You can do a similar stretch in a low lunge. With some padding under your knee, (you might like to fold you mat over for comfort) first move your hips back and grab your foot. Then move your hips forwards and down. Sink your hips.
You might have to start with your arm straight. In this pose the hip flexors are also stretched and they may inhibit the degree to which you can stretch your quadriceps. Try resisting the stretch by pushing your foot back against your hand.
As both sets of muscles loosen up, then bend your arm and increase the knee bend to deepen the quadriceps stretch.
If you like you can try shifting your hand position so that you are pushing on the foot instead of pulling it. To get this hand position you may find it helps to move your hips back first, get your hand in position then sink your hips, then push your foot forwards.
Note that this requires some shoulder flexibility and if you can't already touch your butt to your heels while kneeling, then you may not be able to do this option.
An interesting variation of the previous quadriceps stretching position is to grab the foot with the opposite hand.
Start with your other hand on the floor with the elbow straight. Work at pulling your foot forwards as you also work at sinking your hips. From there, try to place the elbow of your front hand on the floor.
Using pigeon as a quadriceps stretching pose, you'll probably have to support yourself with your front leg hand. Grab the back foot and pull it forwards. If possible, adjust your hand position so that you can push your foot forwards.

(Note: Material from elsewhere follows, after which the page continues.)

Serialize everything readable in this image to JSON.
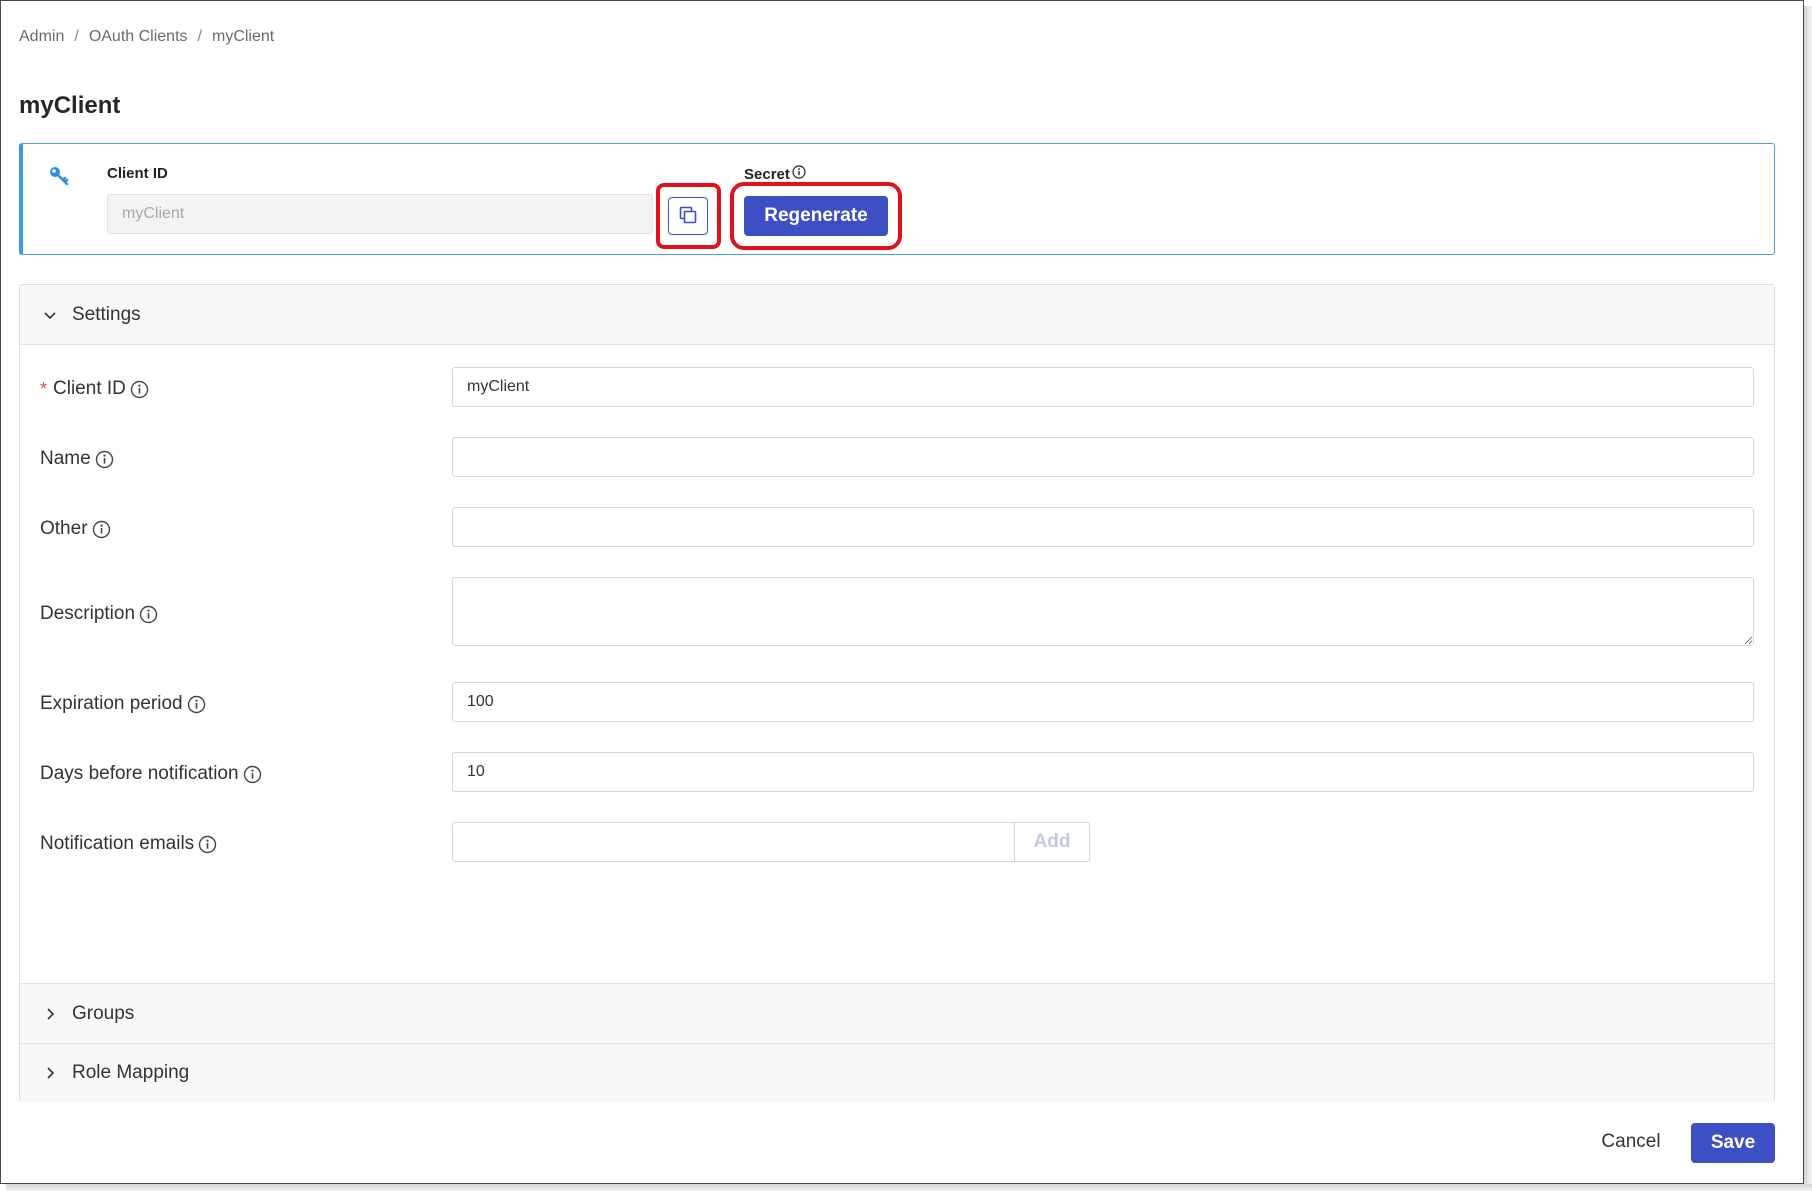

Here, scapular control may be important. You may have to relax your scapular muscle enough to get your hand into position. Then, stabilize against retraction so that you can use your hand to push your foot forwards.
For the quadriceps stretch, first resist the stretch by activating the quadriceps. Use it to push your foot back against your hand. Then after a brief pause, relax your quadriceps and push your foot further forwards. Repeat a few times, or until this method ceases to be effective. Then just hold the quadriceps stretch.

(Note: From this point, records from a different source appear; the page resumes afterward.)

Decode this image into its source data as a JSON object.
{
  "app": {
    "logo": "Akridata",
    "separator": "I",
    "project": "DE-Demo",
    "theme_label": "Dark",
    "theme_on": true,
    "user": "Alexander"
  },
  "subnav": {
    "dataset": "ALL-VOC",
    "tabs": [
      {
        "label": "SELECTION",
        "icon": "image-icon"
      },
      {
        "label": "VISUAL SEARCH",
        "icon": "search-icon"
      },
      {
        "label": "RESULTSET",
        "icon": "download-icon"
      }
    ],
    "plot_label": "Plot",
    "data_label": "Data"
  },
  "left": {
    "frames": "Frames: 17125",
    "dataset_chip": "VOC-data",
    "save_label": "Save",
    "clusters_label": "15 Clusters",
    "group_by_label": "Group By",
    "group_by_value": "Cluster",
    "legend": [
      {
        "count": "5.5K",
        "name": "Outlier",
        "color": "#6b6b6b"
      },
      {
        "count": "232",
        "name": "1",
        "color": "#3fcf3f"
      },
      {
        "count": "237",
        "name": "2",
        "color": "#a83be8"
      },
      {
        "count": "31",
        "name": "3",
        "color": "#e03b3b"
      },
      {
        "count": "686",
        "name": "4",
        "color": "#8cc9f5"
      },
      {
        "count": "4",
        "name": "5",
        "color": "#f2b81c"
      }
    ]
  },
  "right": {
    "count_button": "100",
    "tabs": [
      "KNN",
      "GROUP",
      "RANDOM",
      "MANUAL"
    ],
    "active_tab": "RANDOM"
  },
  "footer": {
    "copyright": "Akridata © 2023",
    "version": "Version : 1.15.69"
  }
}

You could also front to back splits as a quadriceps stretching option. Once you've gotten down into the splits, try bending your back knee and then grab the foot. You may have to lift your hips slightly to begin with.
Use your hand to push the back leg foot forwards and downwards to stretch the quadriceps of that leg.
Laying prone, with your belly downwards, you can stretch one quadriceps at a time or both. Starting with one foot, bend the knee and pull the foot forwards.
To get the hand in the "push" position, prop your torso up using your free hand. Also, it may help to use your spinal erectors to bend your spine backwards and lift your chest.
As you try to get the hand into the push position, activate your quadriceps so that your hand has something to work against. That in combination with using your spinal erectors may make it easier to get your hand in position. Then, once the hand is in position, you can relax the quadriceps.
Then activate your quadriceps to resist the hand, then relax it to see if you can push the foot further down and stretch the quadriceps further. As you go deeper, move the foot to the side so that you push the foot towards the floor to the outside of the thigh.
When pushing down, pay attention to your knee. Work at smoothly pushing down as opposed to suddenly pushing down so that you can stop if you need to.
The double leg stretch, called frog pose, is a technical challenge. With one foot in position you may have to activate the quadriceps to give that hand and your torso a stable foundation. With the spinal erectors also active you may then be able to get the other hand into position.
Once you are in position, keep the quads active. But balance the activation against the downward pressure of the arms so that you resist the quad stretching action while at the same time giving your arms something to push against so that you can keep your chest lifted.
Hip flexor control
For exercises that focus on helping you to get a better feel for and control of the hip flexors, particularly those that attach to the ASICs, check out the Lessons in muscle control for your Hip flexors course.
Published: 2012 09 28